=== Begin Enclosure ===
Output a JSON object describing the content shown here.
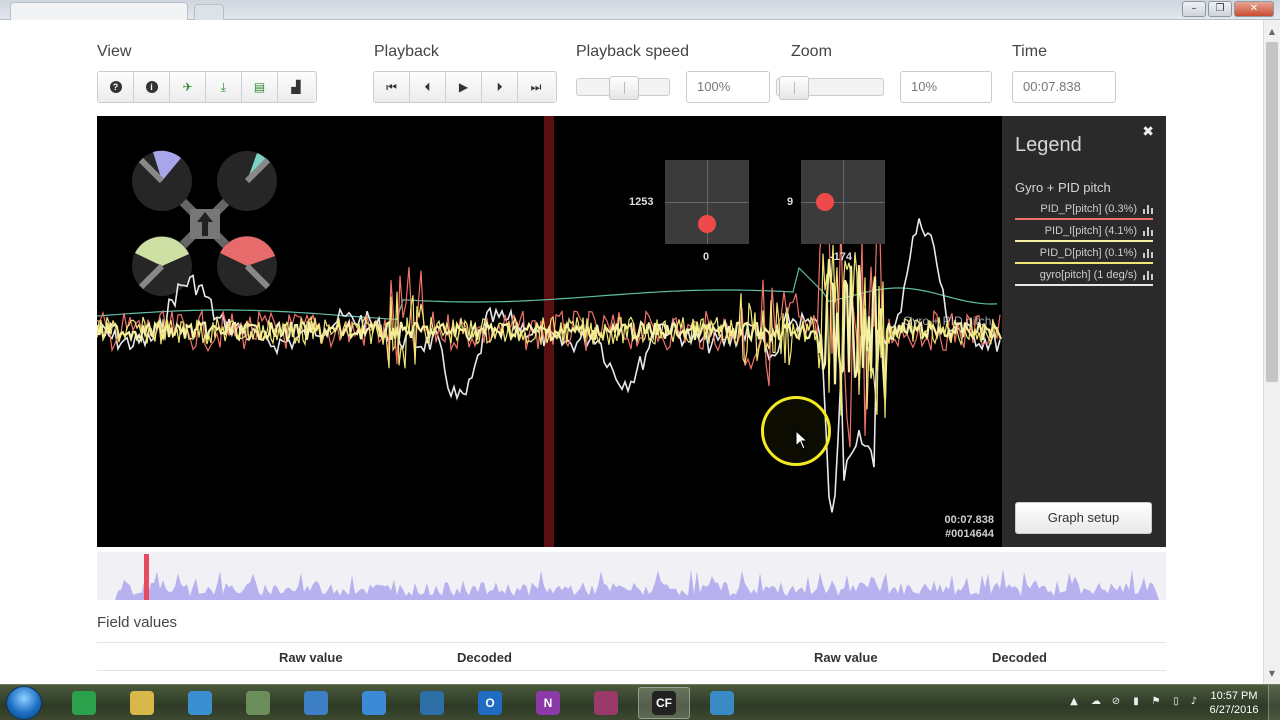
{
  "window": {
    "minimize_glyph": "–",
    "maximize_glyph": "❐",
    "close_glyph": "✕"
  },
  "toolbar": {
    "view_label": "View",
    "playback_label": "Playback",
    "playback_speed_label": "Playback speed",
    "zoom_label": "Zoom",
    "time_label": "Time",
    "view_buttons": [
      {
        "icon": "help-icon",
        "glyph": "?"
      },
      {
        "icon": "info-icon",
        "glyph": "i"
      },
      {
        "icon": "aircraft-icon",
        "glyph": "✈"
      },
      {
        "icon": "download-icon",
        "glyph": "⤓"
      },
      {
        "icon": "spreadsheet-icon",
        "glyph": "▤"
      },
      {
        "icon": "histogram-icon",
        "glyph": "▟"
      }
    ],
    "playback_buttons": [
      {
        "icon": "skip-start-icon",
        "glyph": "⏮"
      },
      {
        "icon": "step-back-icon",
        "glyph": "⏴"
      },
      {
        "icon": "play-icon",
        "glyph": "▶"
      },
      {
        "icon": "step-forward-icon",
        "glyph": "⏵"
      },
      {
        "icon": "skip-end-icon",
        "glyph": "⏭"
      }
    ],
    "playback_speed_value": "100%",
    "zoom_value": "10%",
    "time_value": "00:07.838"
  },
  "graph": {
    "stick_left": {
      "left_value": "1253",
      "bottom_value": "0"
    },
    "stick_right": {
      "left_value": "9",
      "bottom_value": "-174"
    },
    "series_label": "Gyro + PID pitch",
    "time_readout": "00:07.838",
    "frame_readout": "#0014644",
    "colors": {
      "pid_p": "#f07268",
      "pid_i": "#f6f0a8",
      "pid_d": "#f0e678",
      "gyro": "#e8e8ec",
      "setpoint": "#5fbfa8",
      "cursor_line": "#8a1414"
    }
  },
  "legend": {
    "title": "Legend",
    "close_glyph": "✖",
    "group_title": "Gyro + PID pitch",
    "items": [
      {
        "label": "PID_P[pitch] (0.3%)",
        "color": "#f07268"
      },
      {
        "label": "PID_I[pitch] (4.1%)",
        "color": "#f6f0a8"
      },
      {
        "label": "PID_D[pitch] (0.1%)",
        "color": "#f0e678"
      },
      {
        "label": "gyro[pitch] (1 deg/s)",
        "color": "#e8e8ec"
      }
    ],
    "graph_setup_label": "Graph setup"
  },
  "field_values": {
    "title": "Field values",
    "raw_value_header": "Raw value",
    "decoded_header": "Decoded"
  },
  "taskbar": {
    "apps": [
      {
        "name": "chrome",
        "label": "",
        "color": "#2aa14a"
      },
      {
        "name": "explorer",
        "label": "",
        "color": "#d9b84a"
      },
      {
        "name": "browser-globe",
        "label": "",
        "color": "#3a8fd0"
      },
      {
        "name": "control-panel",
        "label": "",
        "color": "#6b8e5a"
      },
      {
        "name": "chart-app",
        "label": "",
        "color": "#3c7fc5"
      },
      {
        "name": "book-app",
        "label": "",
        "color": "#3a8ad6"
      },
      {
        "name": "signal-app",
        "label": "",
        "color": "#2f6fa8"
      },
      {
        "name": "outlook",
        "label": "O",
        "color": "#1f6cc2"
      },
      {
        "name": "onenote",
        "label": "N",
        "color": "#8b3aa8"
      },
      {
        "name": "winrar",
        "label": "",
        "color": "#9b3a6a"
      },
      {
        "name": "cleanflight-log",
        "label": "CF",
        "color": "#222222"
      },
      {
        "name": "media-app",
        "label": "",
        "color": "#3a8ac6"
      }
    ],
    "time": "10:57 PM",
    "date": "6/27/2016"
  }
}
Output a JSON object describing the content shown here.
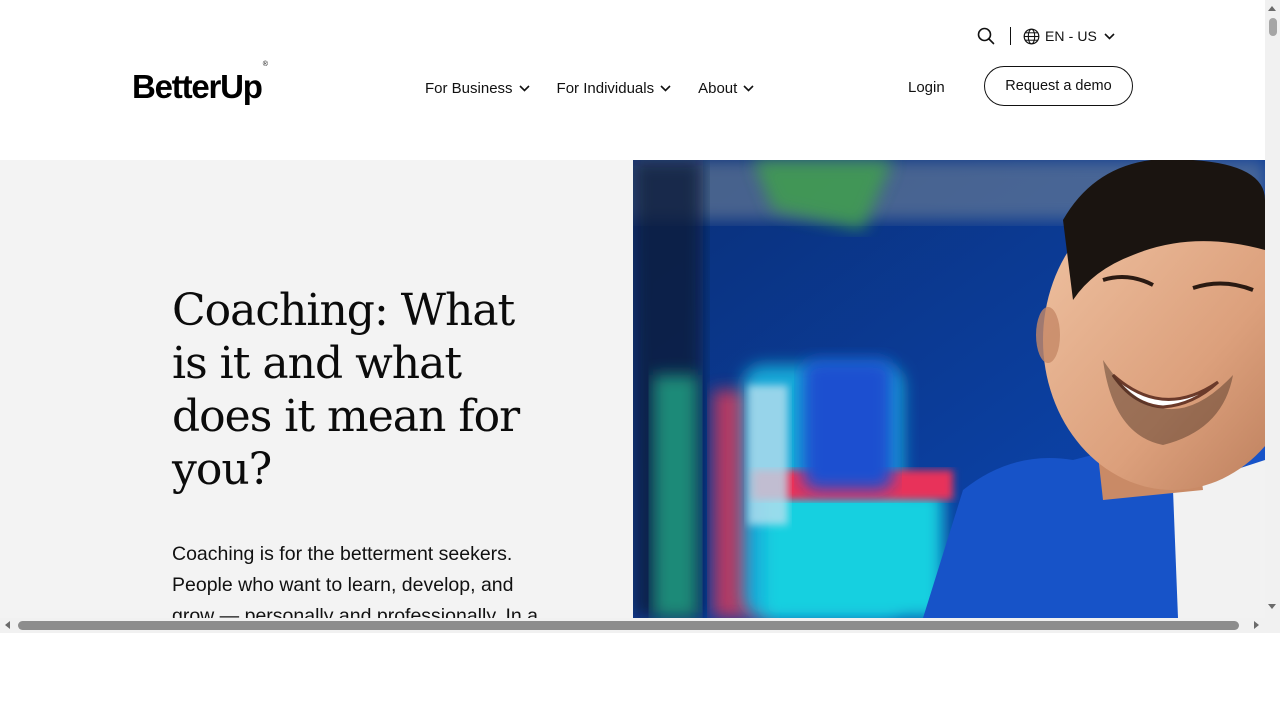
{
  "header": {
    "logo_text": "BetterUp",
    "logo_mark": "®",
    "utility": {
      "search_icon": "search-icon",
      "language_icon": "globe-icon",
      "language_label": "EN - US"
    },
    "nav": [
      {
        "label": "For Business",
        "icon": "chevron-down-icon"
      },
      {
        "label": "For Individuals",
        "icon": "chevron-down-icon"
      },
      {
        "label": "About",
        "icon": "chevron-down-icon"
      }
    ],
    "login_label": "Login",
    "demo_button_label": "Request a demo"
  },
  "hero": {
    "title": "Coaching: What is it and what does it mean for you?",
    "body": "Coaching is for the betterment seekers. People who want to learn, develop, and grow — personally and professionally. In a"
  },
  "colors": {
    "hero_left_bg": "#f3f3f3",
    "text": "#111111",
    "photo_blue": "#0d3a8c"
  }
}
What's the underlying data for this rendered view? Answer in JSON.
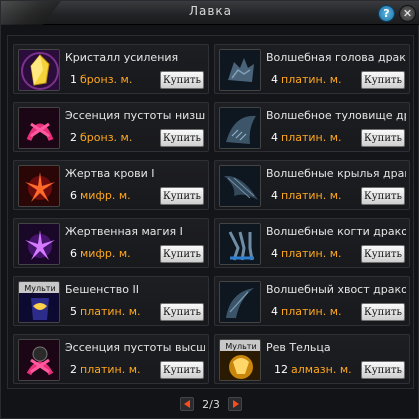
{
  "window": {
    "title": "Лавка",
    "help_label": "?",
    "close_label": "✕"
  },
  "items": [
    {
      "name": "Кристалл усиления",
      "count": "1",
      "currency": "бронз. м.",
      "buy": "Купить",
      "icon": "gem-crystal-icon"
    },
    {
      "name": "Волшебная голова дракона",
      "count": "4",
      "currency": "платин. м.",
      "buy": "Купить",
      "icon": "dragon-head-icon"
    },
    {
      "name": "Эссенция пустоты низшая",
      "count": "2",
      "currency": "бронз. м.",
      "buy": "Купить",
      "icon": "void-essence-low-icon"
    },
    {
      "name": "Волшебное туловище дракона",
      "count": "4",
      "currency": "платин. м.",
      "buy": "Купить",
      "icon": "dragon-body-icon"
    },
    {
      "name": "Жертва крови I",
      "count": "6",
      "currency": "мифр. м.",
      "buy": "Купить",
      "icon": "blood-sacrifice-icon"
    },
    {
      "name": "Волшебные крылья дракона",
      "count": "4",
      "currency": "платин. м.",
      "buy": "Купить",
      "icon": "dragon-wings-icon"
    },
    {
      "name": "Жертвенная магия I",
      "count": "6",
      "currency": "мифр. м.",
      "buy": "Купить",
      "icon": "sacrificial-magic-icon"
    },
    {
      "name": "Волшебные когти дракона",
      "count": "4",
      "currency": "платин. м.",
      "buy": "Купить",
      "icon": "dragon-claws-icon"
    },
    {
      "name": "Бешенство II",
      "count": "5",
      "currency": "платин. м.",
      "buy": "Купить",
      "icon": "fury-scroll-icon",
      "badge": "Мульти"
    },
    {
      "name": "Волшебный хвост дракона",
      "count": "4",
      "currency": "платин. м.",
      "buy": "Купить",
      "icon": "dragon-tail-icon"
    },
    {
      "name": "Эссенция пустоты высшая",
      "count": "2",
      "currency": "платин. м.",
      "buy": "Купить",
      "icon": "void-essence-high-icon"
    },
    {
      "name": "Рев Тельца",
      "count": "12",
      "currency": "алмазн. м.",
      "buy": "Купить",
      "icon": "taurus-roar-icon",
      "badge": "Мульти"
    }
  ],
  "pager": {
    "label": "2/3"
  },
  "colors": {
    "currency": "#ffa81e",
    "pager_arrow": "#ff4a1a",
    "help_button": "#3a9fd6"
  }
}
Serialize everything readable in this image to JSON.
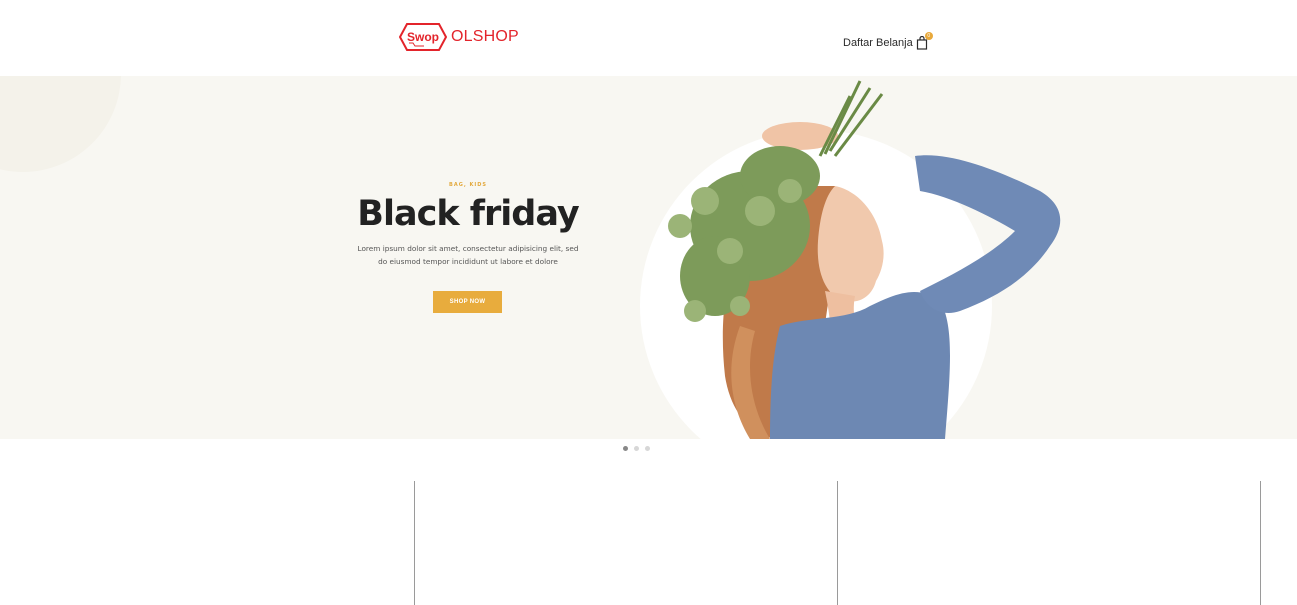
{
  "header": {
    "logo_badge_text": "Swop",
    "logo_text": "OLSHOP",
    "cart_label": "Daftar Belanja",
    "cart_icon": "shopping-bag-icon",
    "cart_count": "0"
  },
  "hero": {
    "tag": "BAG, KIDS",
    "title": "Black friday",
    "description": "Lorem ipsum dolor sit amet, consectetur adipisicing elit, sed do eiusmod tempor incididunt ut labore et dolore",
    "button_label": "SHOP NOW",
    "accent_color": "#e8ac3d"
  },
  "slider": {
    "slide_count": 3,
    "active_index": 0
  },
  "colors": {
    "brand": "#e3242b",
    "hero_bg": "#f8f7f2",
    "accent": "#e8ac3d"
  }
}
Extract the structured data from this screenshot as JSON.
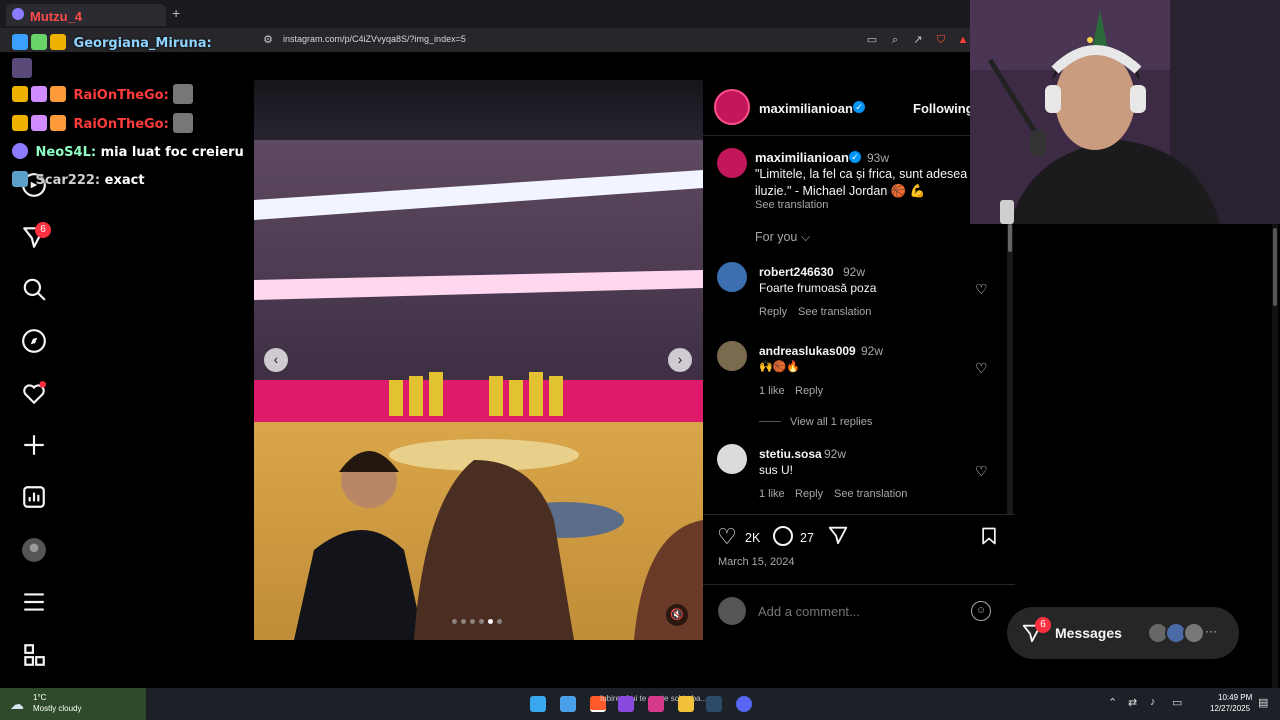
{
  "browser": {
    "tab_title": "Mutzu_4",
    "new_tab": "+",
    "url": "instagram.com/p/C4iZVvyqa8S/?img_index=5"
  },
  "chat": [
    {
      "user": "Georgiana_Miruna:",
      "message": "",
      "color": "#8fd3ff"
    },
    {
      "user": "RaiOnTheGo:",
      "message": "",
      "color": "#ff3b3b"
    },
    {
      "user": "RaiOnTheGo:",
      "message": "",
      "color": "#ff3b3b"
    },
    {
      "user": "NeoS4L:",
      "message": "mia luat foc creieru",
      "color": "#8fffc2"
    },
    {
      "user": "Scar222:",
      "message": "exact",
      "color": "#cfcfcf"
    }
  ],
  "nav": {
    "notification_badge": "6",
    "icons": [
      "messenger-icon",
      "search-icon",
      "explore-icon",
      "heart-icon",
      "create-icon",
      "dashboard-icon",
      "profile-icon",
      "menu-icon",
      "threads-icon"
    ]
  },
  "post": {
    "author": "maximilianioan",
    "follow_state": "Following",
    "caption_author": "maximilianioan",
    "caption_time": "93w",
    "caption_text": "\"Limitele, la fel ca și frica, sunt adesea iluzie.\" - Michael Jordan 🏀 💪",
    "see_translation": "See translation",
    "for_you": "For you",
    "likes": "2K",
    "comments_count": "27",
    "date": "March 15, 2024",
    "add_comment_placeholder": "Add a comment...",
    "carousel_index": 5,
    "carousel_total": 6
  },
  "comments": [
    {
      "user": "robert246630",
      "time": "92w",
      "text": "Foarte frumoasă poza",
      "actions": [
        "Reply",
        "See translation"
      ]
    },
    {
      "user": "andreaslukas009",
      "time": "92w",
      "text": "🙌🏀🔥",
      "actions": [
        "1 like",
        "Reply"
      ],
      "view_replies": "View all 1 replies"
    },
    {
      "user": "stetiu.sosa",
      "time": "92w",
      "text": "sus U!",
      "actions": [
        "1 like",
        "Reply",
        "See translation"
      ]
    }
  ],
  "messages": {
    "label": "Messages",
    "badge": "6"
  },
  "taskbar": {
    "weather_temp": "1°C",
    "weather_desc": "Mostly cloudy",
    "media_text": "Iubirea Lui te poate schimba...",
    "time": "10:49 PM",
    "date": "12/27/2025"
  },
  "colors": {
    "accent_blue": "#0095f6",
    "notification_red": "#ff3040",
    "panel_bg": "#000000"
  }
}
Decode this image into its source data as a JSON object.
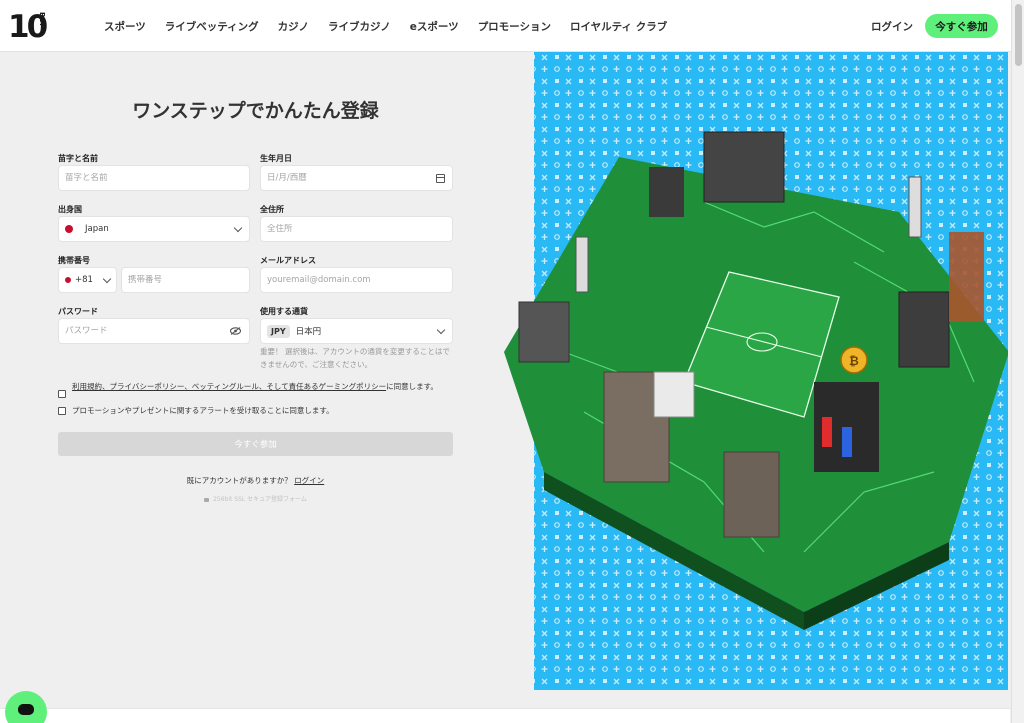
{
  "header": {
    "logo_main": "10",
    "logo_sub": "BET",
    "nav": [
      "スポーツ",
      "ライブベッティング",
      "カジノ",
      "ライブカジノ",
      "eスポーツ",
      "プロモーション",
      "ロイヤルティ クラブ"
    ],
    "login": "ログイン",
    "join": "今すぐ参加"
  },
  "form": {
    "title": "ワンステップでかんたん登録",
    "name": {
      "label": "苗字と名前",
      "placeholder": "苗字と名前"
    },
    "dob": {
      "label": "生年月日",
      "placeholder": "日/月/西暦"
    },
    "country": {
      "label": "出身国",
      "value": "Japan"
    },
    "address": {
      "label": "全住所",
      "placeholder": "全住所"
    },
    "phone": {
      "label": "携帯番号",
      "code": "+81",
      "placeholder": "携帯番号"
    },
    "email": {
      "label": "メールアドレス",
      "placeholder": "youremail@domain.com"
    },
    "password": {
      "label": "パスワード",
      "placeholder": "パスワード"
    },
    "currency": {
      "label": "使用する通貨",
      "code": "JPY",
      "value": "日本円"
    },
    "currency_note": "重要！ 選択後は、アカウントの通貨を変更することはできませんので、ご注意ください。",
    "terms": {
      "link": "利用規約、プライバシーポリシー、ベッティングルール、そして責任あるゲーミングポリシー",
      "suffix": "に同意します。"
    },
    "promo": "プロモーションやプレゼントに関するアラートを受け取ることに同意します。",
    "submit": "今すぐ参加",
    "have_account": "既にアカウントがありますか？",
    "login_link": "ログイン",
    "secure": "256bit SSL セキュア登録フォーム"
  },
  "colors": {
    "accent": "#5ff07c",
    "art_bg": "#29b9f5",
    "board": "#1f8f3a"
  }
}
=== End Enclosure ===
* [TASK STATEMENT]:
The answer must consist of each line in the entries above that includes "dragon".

* [EXPECTED ANSWER]:
      "icon": "dragon-head-icon"
      "icon": "dragon-body-icon"
      "icon": "dragon-wings-icon"
      "icon": "dragon-claws-icon"
      "icon": "dragon-tail-icon"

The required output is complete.